Torn between the fear of being accused of tolerating antisemitism and their responsibility to academic freedom, Indiana University administrators brought in a seemingly neutral argument: safety.  Indiana University’s Provost insisted in a recent faculty council meeting that Halaby’s exhibition was canceled due to safety concerns raised by the mere possibility that there could be protests. Apparently, where criticism of Israel is concerned, academic freedom can be surrendered to the heckler’s veto of imagined potential protestors. 

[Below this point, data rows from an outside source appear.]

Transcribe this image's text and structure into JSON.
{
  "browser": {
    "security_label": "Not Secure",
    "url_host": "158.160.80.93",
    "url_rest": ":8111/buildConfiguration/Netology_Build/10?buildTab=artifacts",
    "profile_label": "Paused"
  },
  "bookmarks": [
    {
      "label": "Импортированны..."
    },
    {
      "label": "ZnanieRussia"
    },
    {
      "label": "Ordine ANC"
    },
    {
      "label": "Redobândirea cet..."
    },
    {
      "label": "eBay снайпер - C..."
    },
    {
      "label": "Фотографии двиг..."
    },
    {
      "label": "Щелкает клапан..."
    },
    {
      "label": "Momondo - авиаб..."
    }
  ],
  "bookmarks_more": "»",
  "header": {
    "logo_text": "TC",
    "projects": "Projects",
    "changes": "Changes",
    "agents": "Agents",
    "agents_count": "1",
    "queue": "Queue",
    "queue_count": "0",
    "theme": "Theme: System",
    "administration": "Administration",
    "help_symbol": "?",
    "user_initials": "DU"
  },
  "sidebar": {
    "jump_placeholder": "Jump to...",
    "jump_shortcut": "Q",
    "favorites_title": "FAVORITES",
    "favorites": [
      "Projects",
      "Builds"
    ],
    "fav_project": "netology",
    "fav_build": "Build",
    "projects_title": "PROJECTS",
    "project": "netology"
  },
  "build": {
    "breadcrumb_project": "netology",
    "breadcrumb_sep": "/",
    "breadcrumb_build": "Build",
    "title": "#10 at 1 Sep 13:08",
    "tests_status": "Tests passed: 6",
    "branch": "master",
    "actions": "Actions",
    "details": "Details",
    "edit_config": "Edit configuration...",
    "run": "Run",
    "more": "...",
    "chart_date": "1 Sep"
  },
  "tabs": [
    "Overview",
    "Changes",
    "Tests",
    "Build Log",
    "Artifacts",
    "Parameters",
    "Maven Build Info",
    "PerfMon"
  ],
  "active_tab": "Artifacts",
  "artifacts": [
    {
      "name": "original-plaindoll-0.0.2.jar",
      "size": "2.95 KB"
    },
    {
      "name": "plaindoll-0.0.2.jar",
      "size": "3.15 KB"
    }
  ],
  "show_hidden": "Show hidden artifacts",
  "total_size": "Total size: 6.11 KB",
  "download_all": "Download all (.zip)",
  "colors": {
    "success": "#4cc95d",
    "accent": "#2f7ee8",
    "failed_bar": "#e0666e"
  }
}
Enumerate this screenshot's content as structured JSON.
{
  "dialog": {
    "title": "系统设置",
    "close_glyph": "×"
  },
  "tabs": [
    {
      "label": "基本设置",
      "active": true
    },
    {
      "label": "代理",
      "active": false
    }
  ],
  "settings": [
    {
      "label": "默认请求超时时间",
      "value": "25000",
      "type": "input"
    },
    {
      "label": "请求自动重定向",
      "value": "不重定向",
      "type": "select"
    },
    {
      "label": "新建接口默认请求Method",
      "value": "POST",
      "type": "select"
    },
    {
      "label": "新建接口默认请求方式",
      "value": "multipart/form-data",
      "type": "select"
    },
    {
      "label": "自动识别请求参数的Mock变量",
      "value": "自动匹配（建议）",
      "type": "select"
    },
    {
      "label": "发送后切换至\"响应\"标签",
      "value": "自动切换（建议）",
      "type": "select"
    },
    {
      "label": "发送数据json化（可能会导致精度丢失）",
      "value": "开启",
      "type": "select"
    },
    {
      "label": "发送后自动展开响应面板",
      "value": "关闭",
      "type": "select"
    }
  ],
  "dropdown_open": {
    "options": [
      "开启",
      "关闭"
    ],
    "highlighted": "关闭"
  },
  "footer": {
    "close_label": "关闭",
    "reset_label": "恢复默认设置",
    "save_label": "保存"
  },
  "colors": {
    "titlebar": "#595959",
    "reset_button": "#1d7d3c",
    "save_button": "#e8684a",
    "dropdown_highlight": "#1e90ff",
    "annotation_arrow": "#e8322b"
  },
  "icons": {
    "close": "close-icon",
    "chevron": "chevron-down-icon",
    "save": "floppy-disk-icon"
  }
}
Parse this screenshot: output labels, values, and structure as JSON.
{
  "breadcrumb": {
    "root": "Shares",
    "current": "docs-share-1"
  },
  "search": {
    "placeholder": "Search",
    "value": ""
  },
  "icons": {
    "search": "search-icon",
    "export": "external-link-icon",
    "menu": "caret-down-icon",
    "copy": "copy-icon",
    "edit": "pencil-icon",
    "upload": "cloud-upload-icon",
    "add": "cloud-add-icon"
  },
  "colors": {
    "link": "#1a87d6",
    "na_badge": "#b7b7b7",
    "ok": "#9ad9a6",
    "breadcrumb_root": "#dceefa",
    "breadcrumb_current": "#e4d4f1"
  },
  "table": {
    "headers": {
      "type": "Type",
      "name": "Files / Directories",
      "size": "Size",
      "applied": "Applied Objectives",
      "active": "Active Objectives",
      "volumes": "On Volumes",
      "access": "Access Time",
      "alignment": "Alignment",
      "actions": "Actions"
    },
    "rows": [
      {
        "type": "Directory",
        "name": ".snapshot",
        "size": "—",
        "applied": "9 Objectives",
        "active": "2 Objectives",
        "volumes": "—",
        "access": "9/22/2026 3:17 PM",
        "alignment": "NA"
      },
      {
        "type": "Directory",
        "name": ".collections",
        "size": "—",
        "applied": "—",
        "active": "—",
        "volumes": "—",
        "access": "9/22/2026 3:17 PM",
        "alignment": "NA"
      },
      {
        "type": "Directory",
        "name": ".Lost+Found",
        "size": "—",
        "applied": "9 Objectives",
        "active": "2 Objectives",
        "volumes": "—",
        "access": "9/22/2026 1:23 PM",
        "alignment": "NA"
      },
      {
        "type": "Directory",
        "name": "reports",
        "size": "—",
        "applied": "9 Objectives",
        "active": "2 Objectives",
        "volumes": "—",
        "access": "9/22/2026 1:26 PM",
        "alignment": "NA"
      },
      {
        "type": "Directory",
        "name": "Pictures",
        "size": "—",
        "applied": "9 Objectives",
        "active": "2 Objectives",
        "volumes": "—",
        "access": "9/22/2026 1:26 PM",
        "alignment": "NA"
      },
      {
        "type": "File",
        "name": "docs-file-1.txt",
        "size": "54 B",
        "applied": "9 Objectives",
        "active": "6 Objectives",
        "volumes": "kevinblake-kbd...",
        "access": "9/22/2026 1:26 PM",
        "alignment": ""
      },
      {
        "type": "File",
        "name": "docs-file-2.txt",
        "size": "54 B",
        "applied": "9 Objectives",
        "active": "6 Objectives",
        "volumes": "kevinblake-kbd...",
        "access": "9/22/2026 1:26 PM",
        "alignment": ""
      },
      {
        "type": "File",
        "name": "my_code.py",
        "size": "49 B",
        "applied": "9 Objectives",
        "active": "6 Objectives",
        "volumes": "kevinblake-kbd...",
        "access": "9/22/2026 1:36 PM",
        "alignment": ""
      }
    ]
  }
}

And yet, it is in moments like this one, moments of high tension and complex political conflict, that academic freedom—and intellectual freedom in general—are at their most essential. However, instead of providing space for debate—and protest if need be—cultural institutions are buckling under accusations that politically engaged speech critical of Israel is unacceptable and antisemitic. 

Charges of antisemitism are not a new tactic of silencing dissent, but never has it been as successful a tactic as it is at this moment. I first met Samia Halaby some two decades ago in connection with censorship attempts targeting an exhibition titled Made in Palestine, showing the work of Palestinian and Arab-American artists about the Palestine-Israel conflict at the Westchester, NY County Center. The exhibition was attacked by the district’s assemblyman as “anti-Semitic” and for “promoting terrorism”—arguments that are all too familiar today. The legislator tried to cancel a fund-raising event the group had scheduled and the exhibit itself. He didn’t succeed. In 2024, unquestionably, he would.

To read other NCAC’s responses surrounding this issue over the years, please see:

General Commentary:

BETWEEN BOYCOTTS AND SPECIAL INTEREST CAMPAIGNS: THE CHILLING OF SPEECH ON ISRAEL AND PALESTINE

THE TROUBLE WITH BALANCE

Commentary on Incidents:

SURRENDERING INTELLECTUAL FREEDOM: SPERTUS CLOSES EXHIBITION UNDER PRESSURE

“MY NAME IS RACHEL CORRIE”: NEW YORK THEATER WORKSHOP’S SELF-CENSORSHIP

CANCELLING PALESTINIAN KIDS’ ART EXHIBIT A SHAMEFUL VIOLATION OF FREE SPEECH PRINCIPLES

CUNY LIKELY TO REVERSE ON KUSHNER, BUT THE PATTERN STANDS

NCAC Intervention:

NCAC CRITICIZES AMERICAN JEWISH HISTORICAL SOCIETY’S DECISION TO CANCEL EVENTS FOLLOWING PRESSURE CAMPAIGN

ARTISTS, ANTI-CENSORSHIP GROUP PROTEST CANCELLATION OF ISRAEL-PALESTINE PLAY

NAT’L AND INTERNATIONAL ORGANIZATIONS WARN THAT CANCELLING DEATH OF KLINGHOFFER SCREENINGS ENDANGERS CREATIVE FREEDOM, UNDERMINES INSTITUTION’S CREDIBILITY

NCAC RELEASES STATEMENT IN SUPPORT OF LINCOLN CENTER’S DECISION TO HOST ‘TO THE END OF THE LAND’ DESPITE CALLS TO CANCEL THE PLAY

BRANDEIS REMOVES PALESTINIAN ART